**YOUR TASK:** Find every line of the records that has "JSON" and return it.

START DATA EXTRACT

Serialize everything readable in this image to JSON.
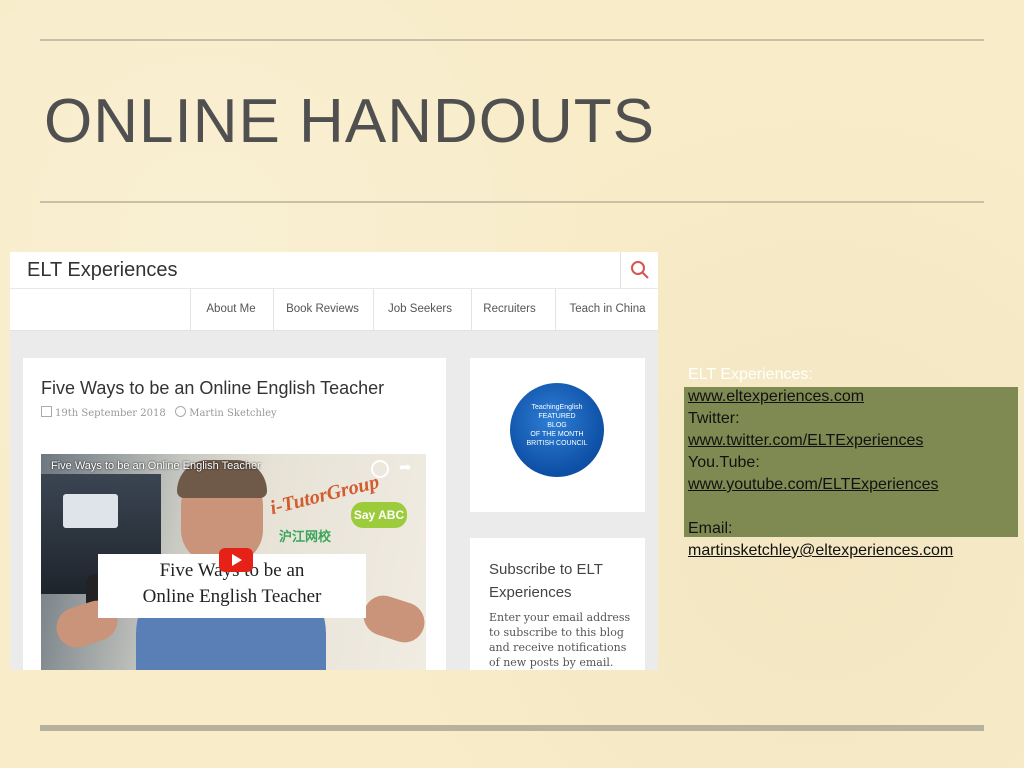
{
  "slide": {
    "title": "ONLINE HANDOUTS"
  },
  "blog": {
    "site_name": "ELT Experiences",
    "nav": [
      "About Me",
      "Book Reviews",
      "Job Seekers",
      "Recruiters",
      "Teach in China"
    ],
    "post": {
      "title": "Five Ways to be an Online English Teacher",
      "date": "19th September 2018",
      "author": "Martin Sketchley"
    },
    "video": {
      "top_title": "Five Ways to be an Online English Teacher",
      "caption_line1": "Five Ways to be an",
      "caption_line2": "Online English Teacher",
      "brand": "i-TutorGroup",
      "brand2": "Say ABC",
      "cn_brand": "沪江网校"
    },
    "badge": {
      "line1": "TeachingEnglish",
      "line2": "FEATURED",
      "line3": "BLOG",
      "line4": "OF THE MONTH",
      "line5": "BRITISH COUNCIL"
    },
    "subscribe": {
      "title": "Subscribe to ELT Experiences",
      "text": "Enter your email address to subscribe to this blog and receive notifications of new posts by email."
    }
  },
  "contacts": {
    "elt_label": "ELT Experiences:",
    "elt_url": "www.eltexperiences.com",
    "twitter_label": "Twitter:",
    "twitter_url": "www.twitter.com/ELTExperiences",
    "youtube_label": "You.Tube:",
    "youtube_url": "www.youtube.com/ELTExperiences",
    "email_label": "Email:",
    "email": "martinsketchley@eltexperiences.com"
  },
  "colors": {
    "background": "#f8ecc9",
    "highlight": "#7e8a52",
    "title": "#505050"
  }
}
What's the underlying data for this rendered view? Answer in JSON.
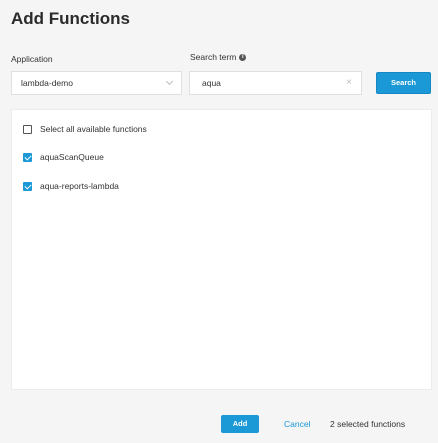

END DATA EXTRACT

**OUTPUT OF THE EXERCISE:**
Serialize everything readable in this image to JSON.
What's the underlying data for this rendered view? Answer in JSON.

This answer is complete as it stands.